#aftermarket – After returning to Detroit for a second year, the 2015 NACE/CARS Expo & Conference experienced slow growth, amid what Automotive Service Association (ASA) president and executive director Dan Risley called unforeseen challenges.
Risley, along with show organizer Brian Nessen of Stone Fort Group, ASA chairman Donny Seyfer and chairman elect Roy Schnepper, addressed the week’s successes and challenges during a post-show press conference on Saturday at the Cobo Center.
In all, the 2015 show encompassed 54,500 square feet of booth space and hosted 6,496 attendees. In 2014, the show had roughly 46,500 square feet of exhibitor space and 6,253 attendees.
“It’s modest growth. We expected growth, we have it, but we expected a little more,” said Risley. “From a forecasting perspective, I would tell you that we missed the mark for what we hoped for.”
Risley acknowledged that after an invigorating first year in Detroit in 2014—when ASA hired new show management, switched to a summer format and moved the show to a new city—organizers expected to capitalize on that growth and possibly exceed the 8,000-attendee mark in 2015. However, he said that in analyzing registration data, there was low overlap on the number of attendees returning for a second year.
“When you put a lot of time and effort into something, you expect grandiose results. Last year, I felt like we had grandiose results,” Risley said. “We had growth this year and I should be really happy after five years of decline, but you can see from the face and the poor posture, I’m not overly enamored with 20 percent growth (in square footage) and I’m not overly enamored with a couple hundred new people on the show floor.”
Nessen said the slow growth could be due to the show returning to the same city, and said organizers expect that moving the show to Anaheim in 2016 will drive up attendance.

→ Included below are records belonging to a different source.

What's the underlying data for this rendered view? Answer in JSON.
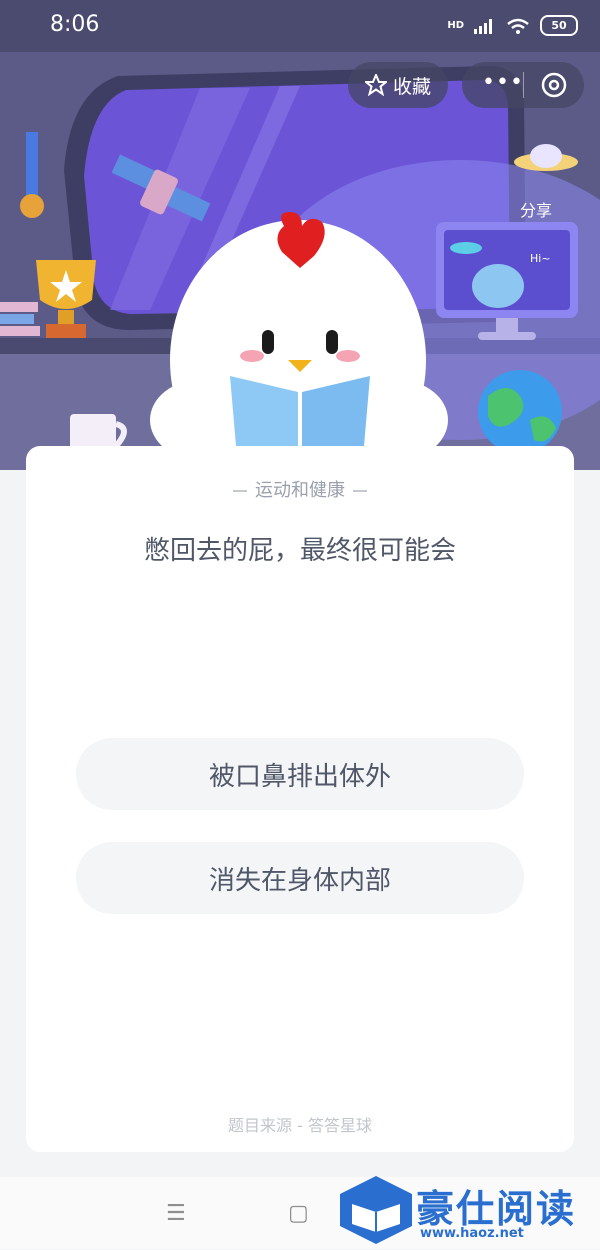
{
  "status_bar": {
    "time": "8:06",
    "network": "HD",
    "battery": "50"
  },
  "header": {
    "favorite_label": "收藏",
    "share_label": "分享"
  },
  "screen_text": "Hi~",
  "card": {
    "category": "运动和健康",
    "question": "憋回去的屁，最终很可能会",
    "options": [
      "被口鼻排出体外",
      "消失在身体内部"
    ],
    "source": "题目来源 - 答答星球"
  },
  "nav": {
    "menu_glyph": "☰",
    "home_glyph": "▢"
  },
  "watermark": {
    "text": "豪仕阅读",
    "url": "www.haoz.net"
  },
  "colors": {
    "accent": "#6b55d6",
    "hero_bg": "#5a5a86",
    "card_text": "#4f5768"
  }
}
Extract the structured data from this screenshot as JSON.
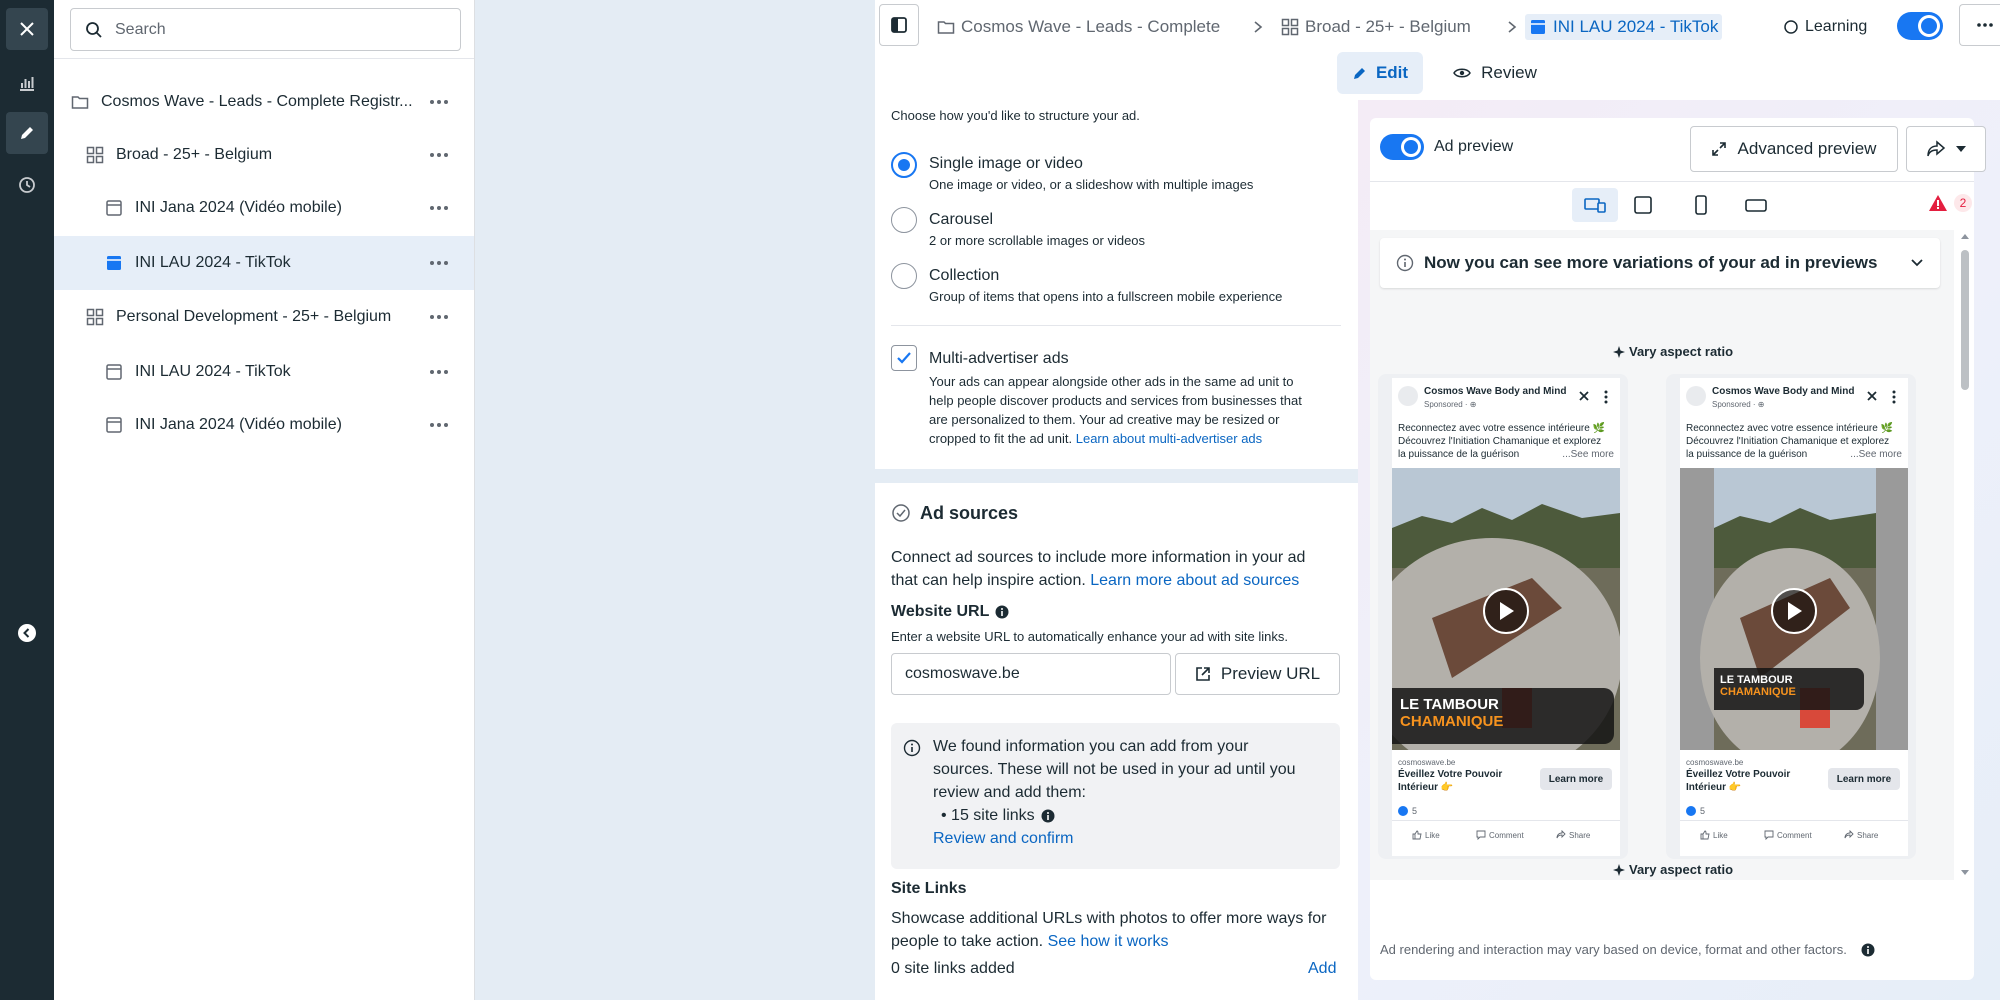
{
  "rail": {
    "icons": [
      "close-icon",
      "bar-chart-icon",
      "pencil-icon",
      "clock-icon",
      "collapse-icon"
    ]
  },
  "tree": {
    "search_placeholder": "Search",
    "items": [
      {
        "label": "Cosmos Wave - Leads - Complete Registr...",
        "icon": "folder-icon",
        "level": 0
      },
      {
        "label": "Broad - 25+ - Belgium",
        "icon": "grid-icon",
        "level": 1
      },
      {
        "label": "INI Jana 2024 (Vidéo mobile)",
        "icon": "ad-icon",
        "level": 2
      },
      {
        "label": "INI LAU 2024 - TikTok",
        "icon": "ad-icon",
        "level": 2,
        "selected": true
      },
      {
        "label": "Personal Development - 25+ - Belgium",
        "icon": "grid-icon",
        "level": 1
      },
      {
        "label": "INI LAU 2024 - TikTok",
        "icon": "ad-icon",
        "level": 2
      },
      {
        "label": "INI Jana 2024 (Vidéo mobile)",
        "icon": "ad-icon",
        "level": 2
      }
    ]
  },
  "topbar": {
    "breadcrumbs": [
      "Cosmos Wave - Leads - Complete",
      "Broad - 25+ - Belgium",
      "INI LAU 2024 - TikTok"
    ],
    "status": "Learning",
    "tabs": {
      "edit": "Edit",
      "review": "Review"
    }
  },
  "format": {
    "prompt": "Choose how you'd like to structure your ad.",
    "options": [
      {
        "title": "Single image or video",
        "desc": "One image or video, or a slideshow with multiple images",
        "selected": true
      },
      {
        "title": "Carousel",
        "desc": "2 or more scrollable images or videos",
        "selected": false
      },
      {
        "title": "Collection",
        "desc": "Group of items that opens into a fullscreen mobile experience",
        "selected": false
      }
    ],
    "multi": {
      "title": "Multi-advertiser ads",
      "desc_lines": [
        "Your ads can appear alongside other ads in the same ad unit to",
        "help people discover products and services from businesses that",
        "are personalized to them. Your ad creative may be resized or"
      ],
      "desc_last": "cropped to fit the ad unit.",
      "link": "Learn about multi-advertiser ads",
      "checked": true
    }
  },
  "sources": {
    "title": "Ad sources",
    "desc_line1": "Connect ad sources to include more information in your ad",
    "desc_line2": "that can help inspire action.",
    "desc_link": "Learn more about ad sources",
    "url_label": "Website URL",
    "url_hint": "Enter a website URL to automatically enhance your ad with site links.",
    "url_value": "cosmoswave.be",
    "preview_url_label": "Preview URL",
    "info_lines": [
      "We found information you can add from your",
      "sources. These will not be used in your ad until you",
      "review and add them:"
    ],
    "site_links_bullet": "• 15 site links",
    "review_link": "Review and confirm",
    "site_links_title": "Site Links",
    "site_links_desc1": "Showcase additional URLs with photos to offer more ways for",
    "site_links_desc2": "people to take action.",
    "site_links_link": "See how it works",
    "site_links_count": "0 site links added",
    "add_label": "Add"
  },
  "preview": {
    "toggle_label": "Ad preview",
    "advanced_label": "Advanced preview",
    "warning_count": "2",
    "banner": "Now you can see more variations of your ad in previews",
    "vary_label": "Vary aspect ratio",
    "footer_note": "Ad rendering and interaction may vary based on device, format and other factors.",
    "ad": {
      "page_name": "Cosmos Wave Body and Mind",
      "sponsored": "Sponsored · ⊕",
      "text_line1": "Reconnectez avec votre essence intérieure 🌿",
      "text_line2": "Découvrez l'Initiation Chamanique et explorez",
      "text_line3": "la puissance de la guérison",
      "see_more": "...See more",
      "overlay_line1": "LE TAMBOUR",
      "overlay_line2": "CHAMANIQUE",
      "domain": "cosmoswave.be",
      "headline_line1": "Éveillez Votre Pouvoir",
      "headline_line2": "Intérieur 👉",
      "cta": "Learn more",
      "reactions": "5",
      "actions": [
        "Like",
        "Comment",
        "Share"
      ]
    }
  },
  "colors": {
    "accent": "#1877f2",
    "link": "#0a66c2",
    "rail": "#1c2b33",
    "selected_row": "#e6eef8",
    "warning": "#e41e3f",
    "overlay_orange": "#f7931e"
  }
}
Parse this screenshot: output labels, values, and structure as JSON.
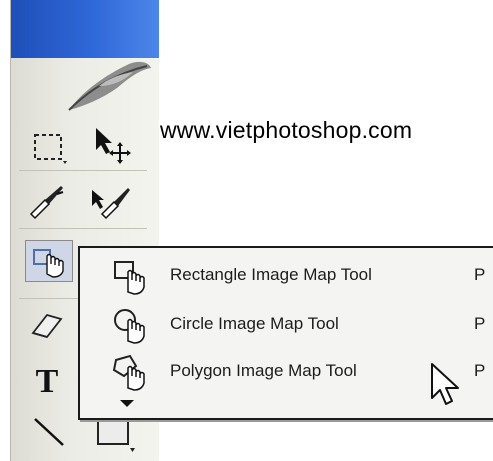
{
  "watermark": "www.vietphotoshop.com",
  "toolbox": {
    "tools": [
      {
        "name": "rectangular-marquee-tool"
      },
      {
        "name": "path-selection-tool"
      },
      {
        "name": "slice-tool"
      },
      {
        "name": "slice-select-tool"
      },
      {
        "name": "image-map-tool"
      },
      {
        "name": "eraser-tool"
      },
      {
        "name": "type-tool",
        "glyph": "T"
      },
      {
        "name": "line-tool"
      },
      {
        "name": "rectangle-tool"
      }
    ]
  },
  "flyout": {
    "items": [
      {
        "label": "Rectangle Image Map Tool",
        "shortcut": "P",
        "icon": "rectangle-image-map-icon"
      },
      {
        "label": "Circle Image Map Tool",
        "shortcut": "P",
        "icon": "circle-image-map-icon"
      },
      {
        "label": "Polygon Image Map Tool",
        "shortcut": "P",
        "icon": "polygon-image-map-icon"
      }
    ]
  },
  "colors": {
    "titlebar": "#2f68d8",
    "menu_bg": "#f4f4f2",
    "menu_border": "#1a1a1a"
  }
}
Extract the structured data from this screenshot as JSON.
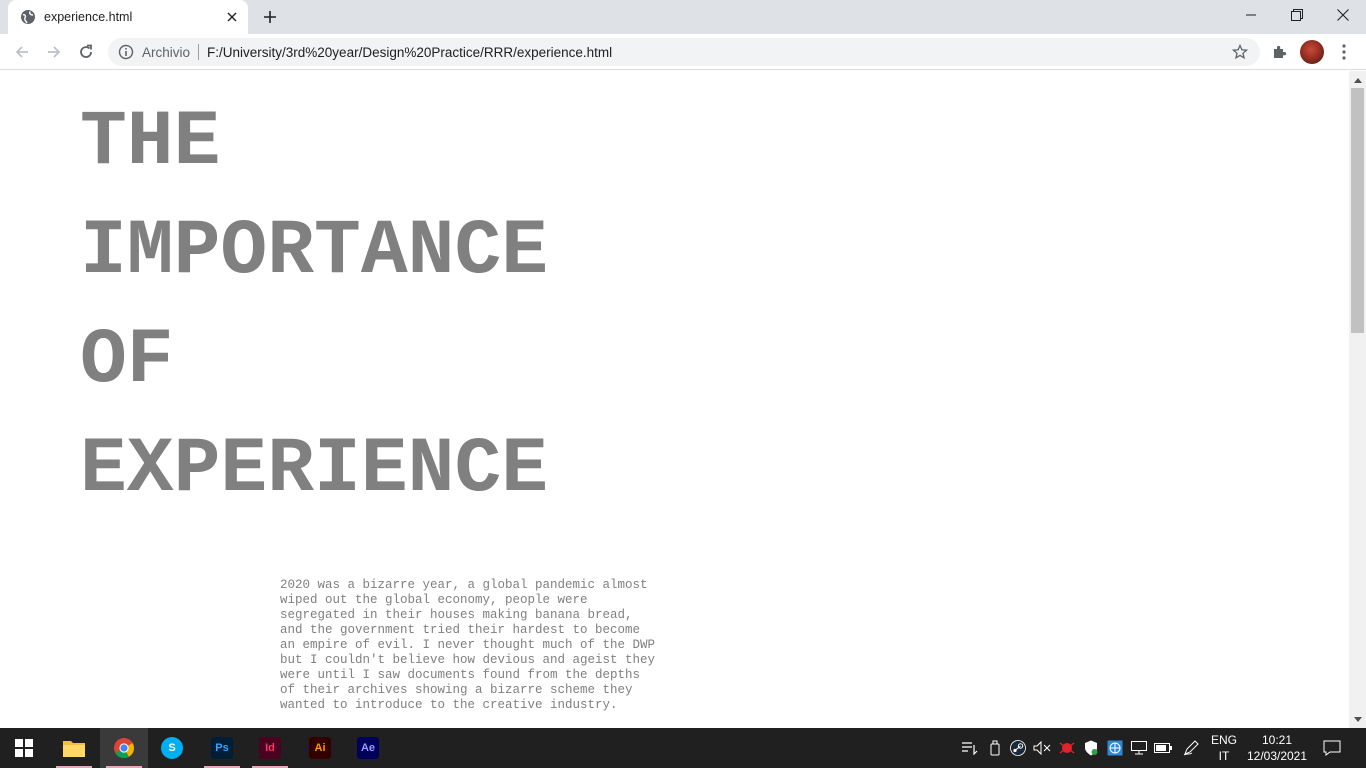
{
  "browser": {
    "tab_title": "experience.html",
    "scheme_label": "Archivio",
    "url": "F:/University/3rd%20year/Design%20Practice/RRR/experience.html"
  },
  "page": {
    "headline_lines": [
      "THE",
      "IMPORTANCE",
      "OF",
      "EXPERIENCE"
    ],
    "body": "2020 was a bizarre year, a global pandemic almost wiped out the global economy, people were segregated in their houses making banana bread, and the government tried their hardest to become an empire of evil. I never thought much of the DWP but I couldn't believe how devious and ageist they were until I saw documents found from the depths of their archives showing a bizarre scheme they wanted to introduce to the creative industry."
  },
  "taskbar": {
    "apps": [
      {
        "name": "file-explorer",
        "label": ""
      },
      {
        "name": "chrome",
        "label": ""
      },
      {
        "name": "skype",
        "label": "S"
      },
      {
        "name": "photoshop",
        "label": "Ps"
      },
      {
        "name": "indesign",
        "label": "Id"
      },
      {
        "name": "illustrator",
        "label": "Ai"
      },
      {
        "name": "after-effects",
        "label": "Ae"
      }
    ],
    "language_line1": "ENG",
    "language_line2": "IT",
    "time": "10:21",
    "date": "12/03/2021"
  },
  "colors": {
    "text_gray": "#808080",
    "taskbar": "#202020",
    "photoshop": "#31a8ff",
    "indesign": "#ff3366",
    "illustrator": "#ff9a00",
    "after_effects": "#9999ff"
  }
}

The move would allow the show to capitalize on the 34,000 shops in California, as well as a strong and supportive OEM presence, said Risley. Nessen said that not only will next year’s show include new OEM presence, but also that current OEM exhibitors have also verbally committed to return.
“The OEs are part of the backbone,” he said.
Risley also said he expects that moving to the West Coast will provide more incentive for international attendees from the Asia-Pacific rim to attend.
“For the success of the show, you have to move it around. When you go to a different city, it brings a level of excitement,” he said.
Although show organizers expect a strong turnout for the 2016 show in Anaheim, Risley offered a number of reasons for the slow growth this year. While the number of co-located events and groups continued to be a strong asset for the show, Risley acknowledged that more attention needed to be paid to the scheduling of those events to allow time for participants to walk the show floor.
“There were three or four events going on on Thursday with 300 to 400 people who never saw the show floor on that day,” he said. “We need to work hard on making sure we’re not overlapping things so much and giving them ample time to check out the show floor. Some of the things we did schedule-wise didn’t hit the mark.”
New to the show this year was the addition of Saturday to account for the local traffic driving in for the weekend. However, foot traffic was slow on Saturday and Risley said that driving local traffic to the show floor on Friday and Saturday next year would be a priority.
“We thought there was a demand there,” he said. “The challenging part of that is that last year’s show floor was busy. Thursday and Friday were busy. We have more attendees registered this year, but less foot traffic. We’re going to look at the scheduling piece. That’s a big thing for us. We had the same number of people but we just didn’t see the foot traffic.”
Risley said that the show is going to create an exhibitor council to get feedback from exhibitors as to what worked and what didn’t, as well as any ideas to improve the show.
Overall, though, both Risley and Nessen said ASA is committed to growing and improving the show in future years.
“As long as we continue to grow the event, it’s going to be a great program for the industry,” Nessen said.